Rabbit waits for the bus to Mt. Judge, and gets on when it comes.
Last night he went to Ruth’s but she wasn’t home, so he slept in a motel, waking in time to go to work, but “something” kept him away all day.
He tries to figure out what the “something” was, sure that it killed Rebecca.
He knew that part of it was wanting to see Ruth and waiting around all day for her.
But he’d eventually given up.
He realizes that he knew something wasn’t right at his apartment, but stayed away hoping he would find a way not to have to go back.
He knew it wasn’t Janice’s fault, but still felt like he was trapped in a life he didn’t want.
He tries to get rid of that feeling on the bus, but only succeeds in getting sick to his stomach. From the bus stop in Mt. Judge he goes to the Springers’ and knocks, and Mrs. Springer closes it when she sees it’s him. Soon Eccles lets him in and tells him Janice is sedated. When he asks about the baby, Eccles tells him: “The undertaker has her.”
Nelson comes and Rabbit holds him and listens to his son’s short, almost impassive recounting of the events.
Eccles suggests they go outside, and they do until Mr. Springer calls them to dinner.
Rabbit can’t eat and Mr. Springer tells him that he and his wife have been talking to Eccles.
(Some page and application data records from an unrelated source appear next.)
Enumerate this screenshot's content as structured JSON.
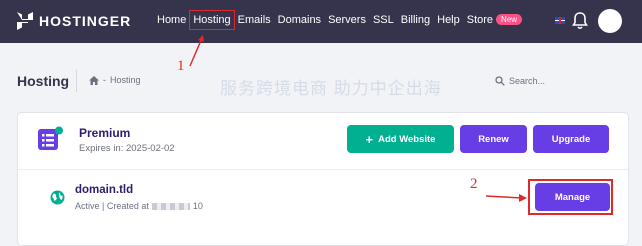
{
  "brand": {
    "name": "HOSTINGER"
  },
  "nav": {
    "items": [
      {
        "label": "Home"
      },
      {
        "label": "Hosting"
      },
      {
        "label": "Emails"
      },
      {
        "label": "Domains"
      },
      {
        "label": "Servers"
      },
      {
        "label": "SSL"
      },
      {
        "label": "Billing"
      },
      {
        "label": "Help"
      },
      {
        "label": "Store"
      }
    ],
    "store_badge": "New"
  },
  "icons": {
    "flag": "uk-flag-icon",
    "bell": "bell-icon",
    "home": "home-icon",
    "search": "search-icon",
    "plan": "plan-document-icon",
    "globe": "globe-icon"
  },
  "page": {
    "title": "Hosting",
    "breadcrumb": "Hosting"
  },
  "search": {
    "placeholder": "Search..."
  },
  "plan": {
    "name": "Premium",
    "expires": "Expires in: 2025-02-02",
    "buttons": {
      "add": "Add Website",
      "renew": "Renew",
      "upgrade": "Upgrade"
    }
  },
  "domain": {
    "name": "domain.tld",
    "status_prefix": "Active | Created at",
    "status_suffix": "10",
    "manage": "Manage"
  },
  "annotations": {
    "step1": "1",
    "step2": "2"
  },
  "watermark": {
    "text": "服务跨境电商 助力中企出海"
  },
  "colors": {
    "topbar": "#36344d",
    "primary": "#673de6",
    "success": "#00b090",
    "badge": "#fc5185",
    "annotation": "#e02a2a"
  }
}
They still think Rabbit is at fault, but that they have a share in it, too, having made Janice feel insecure all her life.
Mr. Springer tells Rabbit they want to let bygones be bygones and to just keep going.
Rabbit promises to do his part. Rabbit puts Nelson to bed and tells him he’s “a good boy.”
Nelson asks if the baby has died and Rabbit tells him she has, but that she is feeling good now.
He asks Mr. Springer if he should stay, and Mr. Springer tells him to come back in the morning.
They talk about Rabbit’s job at the lot (he isn’t fired) and then goes to the apartment.
The water is still in the tub and he drains it, amazed that God couldn’t have just pulled the plug like he did.
He goes to bed, thinking he won’t sleep, but he does for a bit, then wakes and rushes over to the Springers to try to see Janice, begging forgiveness all the way there.
Mrs. Springer gives him coffee and he goes to Janice.
She tells him she doesn’t want to see anyone but him, and he tells her he doesn’t blame her, only himself. He spends the day there, and Tothero comes to see him.
Tothero is in bad shape, and mostly wants reassurance from Rabbit that he told him what to do and that Rabbit didn’t listen to him.
It’s very awkward and Rabbit is glad to see him go. Later he talks to Eccles, and wants his advice.
Eccles advises him to be a good husband and father throughout his life, and that in this way he will find “forgiveness.”
He claims it’s his fault as much as Rabbit’s, and that as horrible as what happened is, it has brought Rabbit and Janice together.
This brings Rabbit some comfort, even though it doesn’t seem to jive with the reality of the world around him.